meditation

This continued until the alarm went off. I opened my eyes and moved my right foot to shake it out, thankful that the thirty minutes was up.

I couldn’t move my left leg. I grabbed it and stretched it out in front of me, only to then realize that my left foot was completely numb. I poked it with my finger and stared in shock as my foot did not respond to the feeling. Great, now I’m going to have to get my foot amputated. 

No one else in the class looked like they were in as much pain as I was in, and I wondered what I did wrong (with my luck, everything). After I spent a few minutes rocking back and forth to ease the pain and convincing myself that I would never regain feeling again, the pain subsided and was taken over by a very cold feeling.

I left the class thankful that I was able to have an experience like that, but I acknowledged the fact that meditation is definitely not for me. 

This Buddhist temple offers free meditation classes at Wat Maha That three times per day, at 7 a.m., 1 p.m., and 6 p.m., to those who want to experience a beginner’s meditation class.

Remember to follow me on Snapchat for live videos and pictures of my trip! My username is globetrottica. 

6 comments

  1. Comment by tpetriano

    tpetriano October 13, 2015 at 7:28 pm

    It’s great you tried meditation. I find that it’s something that you have to gradually build up I am teaching a course on Buddhism right now and we spend some time at the end of each class meditating. I might share your experience with them. It’s a very honest reaction, and I think it’s something most people experience the first time.

    • Comment by Globe Trottica

      Globe Trottica October 15, 2015 at 4:42 am

      Thank you so much for reading! I would definitely like to try it again, but maybe take baby steps this time- haha! I really appreciate that and would love if you shared it :] Thank you!

  2. Comment by Janet Sunderland

    Janet Sunderland October 14, 2015 at 11:46 am

    Ah, little sister. You may have jumped in over your head at this one. But good on ya for experiencing it. Walking meditation, which I like a lot, is a LOT more pleasant when you’re outside, on the grass, and can really feel your foot curve into the earth. It’s not a matter of “giving up” on meditation, rather it’s finding one that works for you. An hour for a beginner is a loooooonnnnnnggggg time. Try 10 minutes.

    Thanks for keeping us posted on your journey. BTW, if you want to go walk on grass, try being a resident worker at Kalani Honua on the Big Island in Hawaii. You’ll learn all sorts of cool stuff. And have a bed to sleep in.

    • Comment by Globe Trottica

      Globe Trottica October 15, 2015 at 4:51 am

      Hahaha I definitely did- I’ll be the first to admit it! That sounds so great- I would love to try that. And I will definitely try it for a shorter amount of time next time! That sounds amazing! I would love to have little jobs such as that.

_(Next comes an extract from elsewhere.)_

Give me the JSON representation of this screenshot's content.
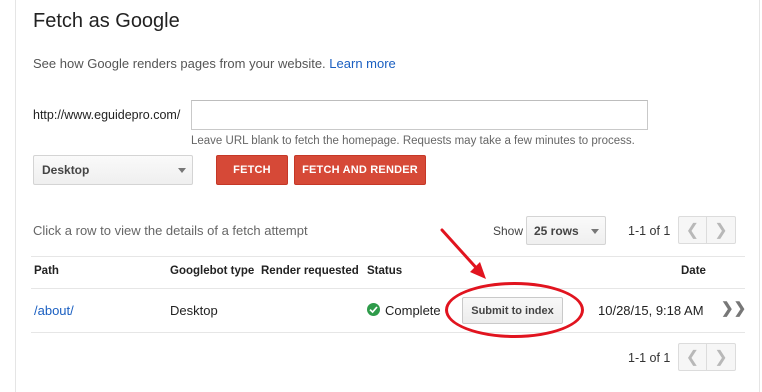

A new city, and new experiences :]

  3. Comment by Julie Wallace

    Julie Wallace March 5, 2016 at 1:52 pm

    Found your post through Triberr & added it to my queue. Having meditated regularly for years, I can tell you that some days are just like you described. Other times it is serene and peaceful. And no matter what, there is always something, however subtle, happening. Oh! And a great frame of reference for what ‘good’ meditation feels like is remembering any time in your life that you were so wrapped up in what you were doing that you didn’t think about what time it was, or what you were going to do next: you just did what you were doing and thoroughly enjoyed it.

    • Comment by Globe Trottica

      Globe Trottica March 5, 2016 at 10:54 pm

      Thanks so much for reading Julie! It’s really great to hear that about meditating :] And that frame a reference is really relatable, and really helps me picture what good meditation feels like- thank you for that.

Comments are closed.

Go top
%d bloggers like this: